What the exercise asks >>
Please print every record below exactly as it reads.

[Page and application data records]
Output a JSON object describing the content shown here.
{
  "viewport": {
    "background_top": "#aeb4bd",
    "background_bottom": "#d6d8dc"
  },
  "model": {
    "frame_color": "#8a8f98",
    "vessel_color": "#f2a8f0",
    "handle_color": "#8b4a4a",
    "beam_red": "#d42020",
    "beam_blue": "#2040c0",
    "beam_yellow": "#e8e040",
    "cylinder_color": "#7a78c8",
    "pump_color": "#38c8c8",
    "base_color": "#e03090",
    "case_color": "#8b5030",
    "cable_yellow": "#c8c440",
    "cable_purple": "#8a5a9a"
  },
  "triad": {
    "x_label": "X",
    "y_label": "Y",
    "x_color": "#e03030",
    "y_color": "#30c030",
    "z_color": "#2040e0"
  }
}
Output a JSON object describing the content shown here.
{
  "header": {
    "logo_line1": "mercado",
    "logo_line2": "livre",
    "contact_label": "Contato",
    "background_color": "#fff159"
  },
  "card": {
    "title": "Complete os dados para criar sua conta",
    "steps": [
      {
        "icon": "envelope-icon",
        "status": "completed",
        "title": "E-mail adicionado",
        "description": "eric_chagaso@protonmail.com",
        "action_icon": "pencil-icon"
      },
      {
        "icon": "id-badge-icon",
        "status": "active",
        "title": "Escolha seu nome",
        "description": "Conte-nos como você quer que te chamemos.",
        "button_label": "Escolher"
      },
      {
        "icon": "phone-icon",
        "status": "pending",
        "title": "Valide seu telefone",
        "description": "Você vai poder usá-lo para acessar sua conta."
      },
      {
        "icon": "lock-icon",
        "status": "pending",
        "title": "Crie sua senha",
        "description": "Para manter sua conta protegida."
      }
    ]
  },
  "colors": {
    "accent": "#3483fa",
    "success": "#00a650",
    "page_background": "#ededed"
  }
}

The completed task >>
Output a JSON object describing the content shown here.
{
  "viewport": {
    "background_top": "#aeb4bd",
    "background_bottom": "#d6d8dc"
  },
  "model": {
    "frame_color": "#8a8f98",
    "vessel_color": "#f2a8f0",
    "handle_color": "#8b4a4a",
    "beam_red": "#d42020",
    "beam_blue": "#2040c0",
    "beam_yellow": "#e8e040",
    "cylinder_color": "#7a78c8",
    "pump_color": "#38c8c8",
    "base_color": "#e03090",
    "case_color": "#8b5030",
    "cable_yellow": "#c8c440",
    "cable_purple": "#8a5a9a"
  },
  "triad": {
    "x_label": "X",
    "y_label": "Y",
    "x_color": "#e03030",
    "y_color": "#30c030",
    "z_color": "#2040e0"
  }
}
Output a JSON object describing the content shown here.
{
  "header": {
    "logo_line1": "mercado",
    "logo_line2": "livre",
    "contact_label": "Contato",
    "background_color": "#fff159"
  },
  "card": {
    "title": "Complete os dados para criar sua conta",
    "steps": [
      {
        "icon": "envelope-icon",
        "status": "completed",
        "title": "E-mail adicionado",
        "description": "eric_chagaso@protonmail.com",
        "action_icon": "pencil-icon"
      },
      {
        "icon": "id-badge-icon",
        "status": "active",
        "title": "Escolha seu nome",
        "description": "Conte-nos como você quer que te chamemos.",
        "button_label": "Escolher"
      },
      {
        "icon": "phone-icon",
        "status": "pending",
        "title": "Valide seu telefone",
        "description": "Você vai poder usá-lo para acessar sua conta."
      },
      {
        "icon": "lock-icon",
        "status": "pending",
        "title": "Crie sua senha",
        "description": "Para manter sua conta protegida."
      }
    ]
  },
  "colors": {
    "accent": "#3483fa",
    "success": "#00a650",
    "page_background": "#ededed"
  }
}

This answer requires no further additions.